Living and doing with chronic pain: clients' and therapists' perspective
Van Huet, H, Stancliffe, R, Innes, E & Beltran, R 2011, 'Living and doing with chronic pain: clients' and therapists' perspective', paper presented to Occupational Therapy Australia 24th National Conference & Exhibition, Gold Coast Convention Centre, 28 June - 1 July.
Abstract in Australian Occupational Therapy Journal, vol. 58, supp. 1, p. 45.
Introduction: Chronic pain within the Australian context has been noted to be third only to cardiovascular disease and musculoskeletal conditions in terms of health expenditure (Access Economics, November 2007). Chronic pain programs have existed for more than 20 years, but how effective are they at providing long-term management for participants?
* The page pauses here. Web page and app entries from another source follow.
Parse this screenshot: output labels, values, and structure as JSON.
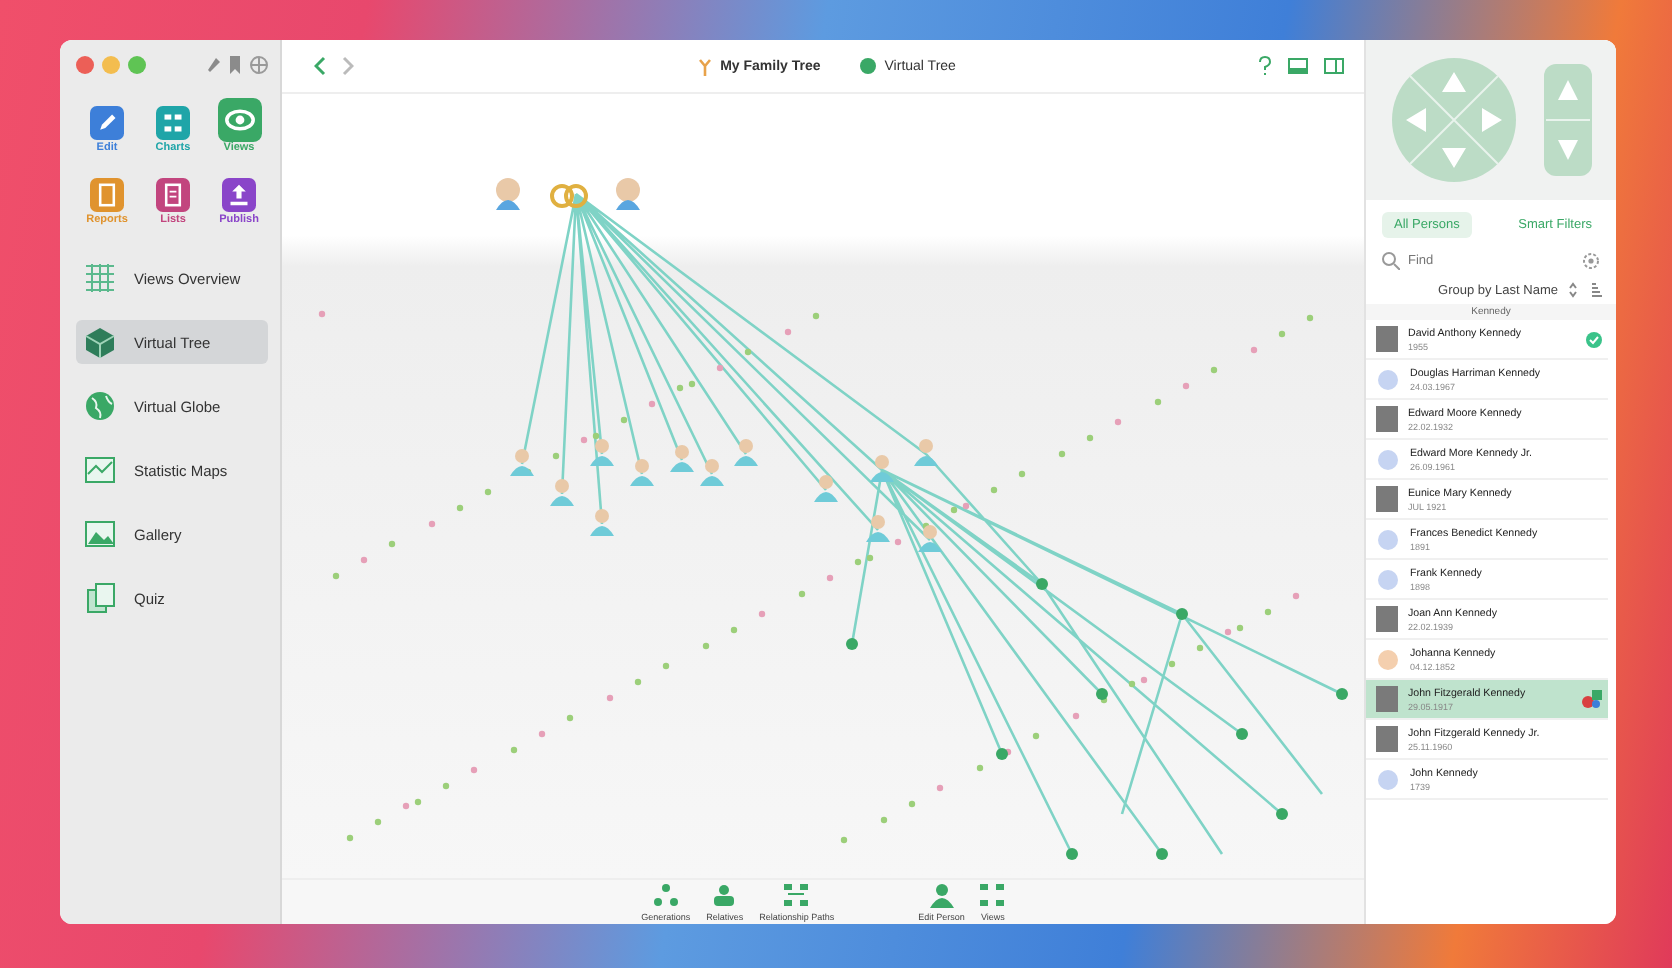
{
  "window": {
    "title": "My Family Tree",
    "view": "Virtual Tree"
  },
  "sidebar": {
    "tools": [
      {
        "label": "Edit",
        "color": "#3d7fd9",
        "selected": false
      },
      {
        "label": "Charts",
        "color": "#1fa5a8",
        "selected": false
      },
      {
        "label": "Views",
        "color": "#3aa866",
        "selected": true
      },
      {
        "label": "Reports",
        "color": "#e0932e",
        "selected": false
      },
      {
        "label": "Lists",
        "color": "#c2457e",
        "selected": false
      },
      {
        "label": "Publish",
        "color": "#8a45c9",
        "selected": false
      }
    ],
    "items": [
      {
        "label": "Views Overview",
        "selected": false
      },
      {
        "label": "Virtual Tree",
        "selected": true
      },
      {
        "label": "Virtual Globe",
        "selected": false
      },
      {
        "label": "Statistic Maps",
        "selected": false
      },
      {
        "label": "Gallery",
        "selected": false
      },
      {
        "label": "Quiz",
        "selected": false
      }
    ]
  },
  "toolbar": [
    "Generations",
    "Relatives",
    "Relationship Paths",
    "Edit Person",
    "Views"
  ],
  "panel": {
    "tabs": [
      {
        "label": "All Persons",
        "selected": true
      },
      {
        "label": "Smart Filters",
        "selected": false
      }
    ],
    "search": {
      "placeholder": "Find"
    },
    "group_by": "Group by Last Name",
    "section": "Kennedy",
    "persons": [
      {
        "name": "David Anthony Kennedy",
        "date": "1955",
        "kind": "photo",
        "selected": false,
        "verified": true,
        "tagged": false
      },
      {
        "name": "Douglas Harriman Kennedy",
        "date": "24.03.1967",
        "kind": "dot",
        "color": "#c6d4f2",
        "selected": false,
        "verified": false,
        "tagged": false
      },
      {
        "name": "Edward Moore Kennedy",
        "date": "22.02.1932",
        "kind": "photo",
        "selected": false,
        "verified": false,
        "tagged": false
      },
      {
        "name": "Edward More Kennedy Jr.",
        "date": "26.09.1961",
        "kind": "dot",
        "color": "#c6d4f2",
        "selected": false,
        "verified": false,
        "tagged": false
      },
      {
        "name": "Eunice Mary Kennedy",
        "date": "JUL 1921",
        "kind": "photo",
        "selected": false,
        "verified": false,
        "tagged": false
      },
      {
        "name": "Frances Benedict Kennedy",
        "date": "1891",
        "kind": "dot",
        "color": "#c6d4f2",
        "selected": false,
        "verified": false,
        "tagged": false
      },
      {
        "name": "Frank Kennedy",
        "date": "1898",
        "kind": "dot",
        "color": "#c6d4f2",
        "selected": false,
        "verified": false,
        "tagged": false
      },
      {
        "name": "Joan Ann Kennedy",
        "date": "22.02.1939",
        "kind": "photo",
        "selected": false,
        "verified": false,
        "tagged": false
      },
      {
        "name": "Johanna Kennedy",
        "date": "04.12.1852",
        "kind": "dot",
        "color": "#f4cfae",
        "selected": false,
        "verified": false,
        "tagged": false
      },
      {
        "name": "John Fitzgerald Kennedy",
        "date": "29.05.1917",
        "kind": "photo",
        "selected": true,
        "verified": false,
        "tagged": true
      },
      {
        "name": "John Fitzgerald Kennedy Jr.",
        "date": "25.11.1960",
        "kind": "photo",
        "selected": false,
        "verified": false,
        "tagged": false
      },
      {
        "name": "John Kennedy",
        "date": "1739",
        "kind": "dot",
        "color": "#c6d4f2",
        "selected": false,
        "verified": false,
        "tagged": false
      }
    ]
  }
}
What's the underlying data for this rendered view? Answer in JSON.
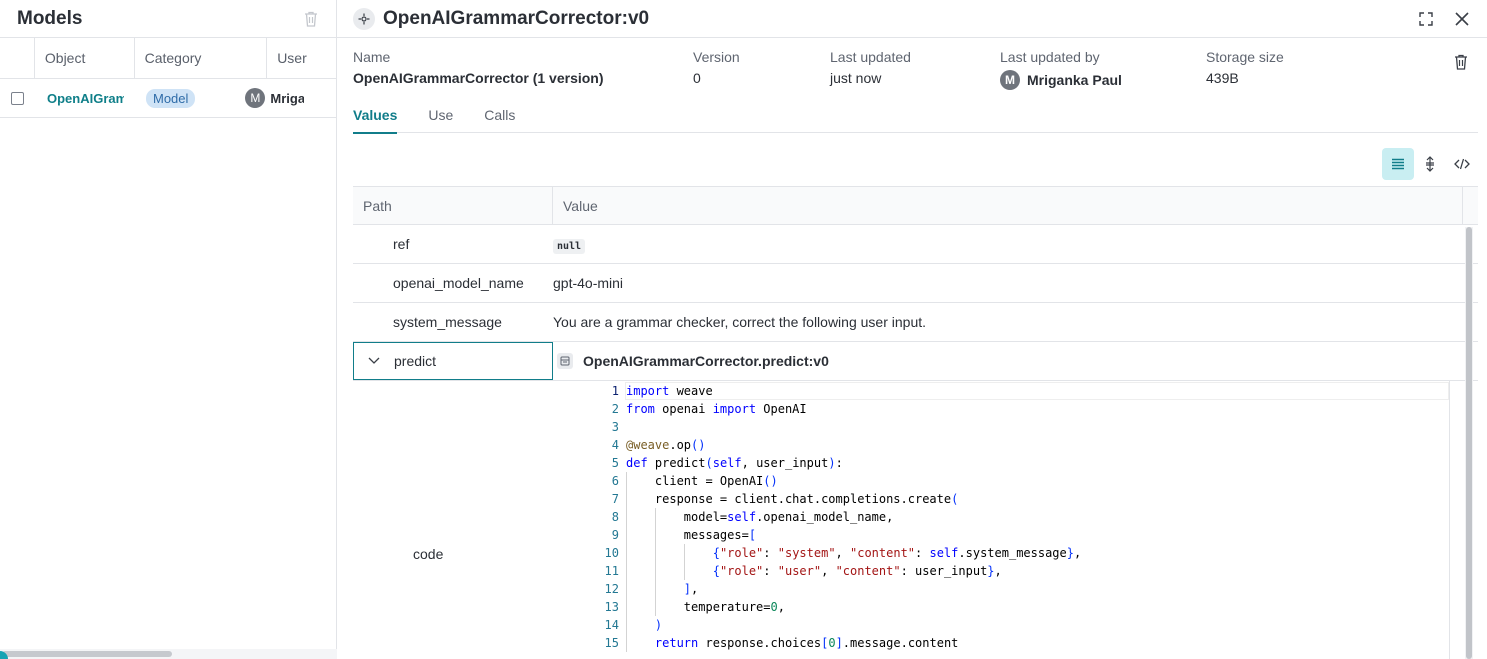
{
  "left": {
    "title": "Models",
    "columns": [
      "Object",
      "Category",
      "User"
    ],
    "rows": [
      {
        "object": "OpenAIGrammarCorrector",
        "category": "Model",
        "user_initial": "M",
        "user": "Mriganka Paul"
      }
    ]
  },
  "detail": {
    "title": "OpenAIGrammarCorrector:v0",
    "meta": {
      "name_label": "Name",
      "name_value": "OpenAIGrammarCorrector",
      "name_suffix": "(1 version)",
      "version_label": "Version",
      "version_value": "0",
      "updated_label": "Last updated",
      "updated_value": "just now",
      "updated_by_label": "Last updated by",
      "updated_by_initial": "M",
      "updated_by_value": "Mriganka Paul",
      "size_label": "Storage size",
      "size_value": "439B"
    },
    "tabs": [
      "Values",
      "Use",
      "Calls"
    ],
    "table": {
      "path_header": "Path",
      "value_header": "Value",
      "rows": [
        {
          "path": "ref",
          "value": "null"
        },
        {
          "path": "openai_model_name",
          "value": "gpt-4o-mini"
        },
        {
          "path": "system_message",
          "value": "You are a grammar checker, correct the following user input."
        }
      ],
      "predict_path": "predict",
      "predict_value": "OpenAIGrammarCorrector.predict:v0",
      "code_label": "code"
    },
    "code_lines": [
      "import weave",
      "from openai import OpenAI",
      "",
      "@weave.op()",
      "def predict(self, user_input):",
      "    client = OpenAI()",
      "    response = client.chat.completions.create(",
      "        model=self.openai_model_name,",
      "        messages=[",
      "            {\"role\": \"system\", \"content\": self.system_message},",
      "            {\"role\": \"user\", \"content\": user_input},",
      "        ],",
      "        temperature=0,",
      "    )",
      "    return response.choices[0].message.content"
    ]
  },
  "icons": {
    "trash": "trash-icon",
    "object": "object-icon",
    "expand": "expand-icon",
    "close": "close-icon",
    "list_view": "list-view-icon",
    "expand_rows": "expand-rows-icon",
    "code_view": "code-view-icon",
    "chevron": "chevron-down-icon",
    "op": "op-icon"
  },
  "colors": {
    "accent": "#117d8a",
    "link": "#0f7f89",
    "badge_bg": "#cfe3f6",
    "badge_fg": "#2f6ca8"
  }
}
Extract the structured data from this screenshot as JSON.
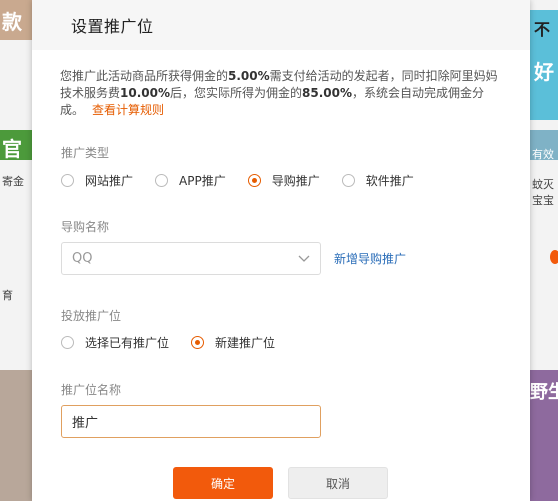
{
  "background": {
    "left_texts": [
      "款",
      "官",
      "寄金",
      "育"
    ],
    "right_texts": [
      "不",
      "好",
      "有效",
      "蚊灭",
      "宝宝",
      "野生"
    ]
  },
  "dialog": {
    "title": "设置推广位",
    "notice": {
      "text1": "您推广此活动商品所获得佣金的",
      "pct1": "5.00%",
      "text2": "需支付给活动的发起者，同时扣除阿里妈妈技术服务费",
      "pct2": "10.00%",
      "text3": "后，您实际所得为佣金的",
      "pct3": "85.00%",
      "text4": "，系统会自动完成佣金分成。",
      "link": "查看计算规则"
    },
    "promo_type": {
      "label": "推广类型",
      "options": [
        {
          "label": "网站推广",
          "selected": false
        },
        {
          "label": "APP推广",
          "selected": false
        },
        {
          "label": "导购推广",
          "selected": true
        },
        {
          "label": "软件推广",
          "selected": false
        }
      ]
    },
    "guide_name": {
      "label": "导购名称",
      "value": "QQ",
      "add_link": "新增导购推广"
    },
    "placement": {
      "label": "投放推广位",
      "options": [
        {
          "label": "选择已有推广位",
          "selected": false
        },
        {
          "label": "新建推广位",
          "selected": true
        }
      ]
    },
    "position_name": {
      "label": "推广位名称",
      "value": "推广"
    },
    "buttons": {
      "ok": "确定",
      "cancel": "取消"
    }
  },
  "colors": {
    "accent": "#f25a0c",
    "link": "#2a6db8"
  }
}
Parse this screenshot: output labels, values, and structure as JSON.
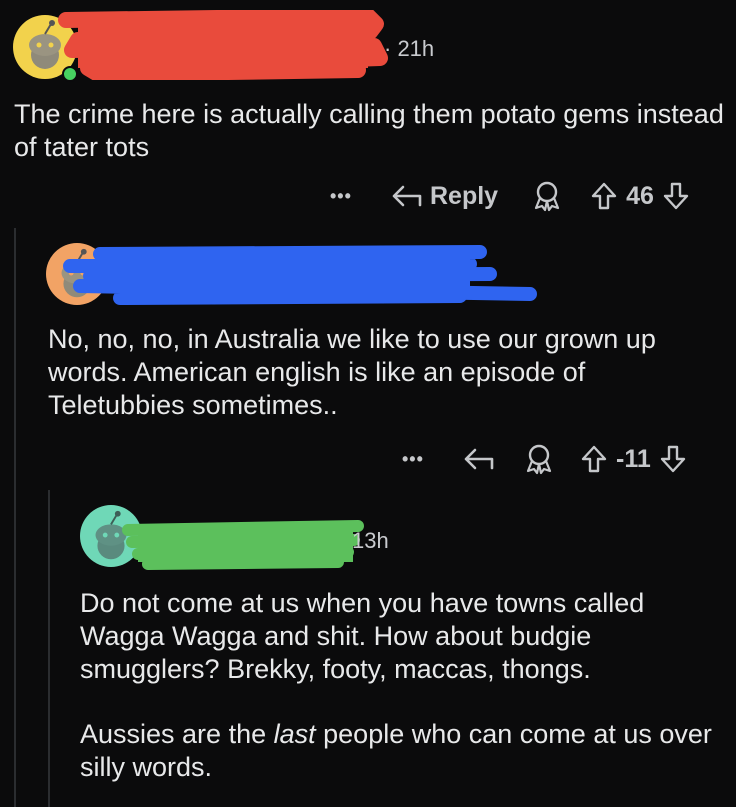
{
  "colors": {
    "background": "#0b0b0c",
    "text": "#e8e9ea",
    "muted": "#c5c7ca",
    "redact_red": "#e94b3c",
    "redact_blue": "#2f64f0",
    "redact_green": "#5cc05c"
  },
  "comments": [
    {
      "avatar_color": "#f2d24c",
      "timestamp": "· 21h",
      "body": "The crime here is actually calling them potato gems instead of tater tots",
      "actions": {
        "more": "•••",
        "reply_label": "Reply",
        "award_icon": "award-icon",
        "votes": "46"
      }
    },
    {
      "avatar_color": "#f2a365",
      "timestamp": "",
      "body": "No, no, no, in Australia we like to use our grown up words. American english is like an episode of Teletubbies sometimes..",
      "actions": {
        "more": "•••",
        "award_icon": "award-icon",
        "votes": "-11"
      }
    },
    {
      "avatar_color": "#6fd8b7",
      "timestamp": "13h",
      "body": "Do not come at us when you have towns called Wagga Wagga and shit. How about budgie smugglers? Brekky, footy, maccas, thongs.",
      "body2_before": "Aussies are the ",
      "body2_emph": "last",
      "body2_after": " people who can come at us over silly words."
    }
  ]
}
Objectives: The primary objective of this research was to: (i) Identify what predicts long-term pain management from pain program participants’ and occupational therapists’ perspectives.
Methods: This doctoral research using qualitative methods sought the perspectives of 15 past participants of a chronic pain program (18+ months post program) and nine occupational therapists working in chronic pain practice settings. In-depth interviews with a narrative focus were conducted to explore the factors that predicted long-term management. Analysis of the data was interpretive and inductive and identified themes common to both past pain program participants and therapists.
Results: Common themes that arose from the data included ‘being ready’, ‘accepting pain’, ‘having valued roles’, ‘doing everyday things’, and ‘having ongoing support’. Additionally behavioural methods and adaptive strategies used in pain programs were critiqued by both groups.
Practice Implications: This research contributes to the evidence base of occupational therapy by: (i) Providing evidence that occupational therapists are aware of what factors influence chronic pain for their clients; (ii) Reinforcing the need for occupational therapists to measure the outcomes of their interventions both subjectively and objectively using latest chronic pain theories and methods
Conclusion: Findings from the research support strategy use and engagement in meaningful occupations and roles as critical to ongoing pain management.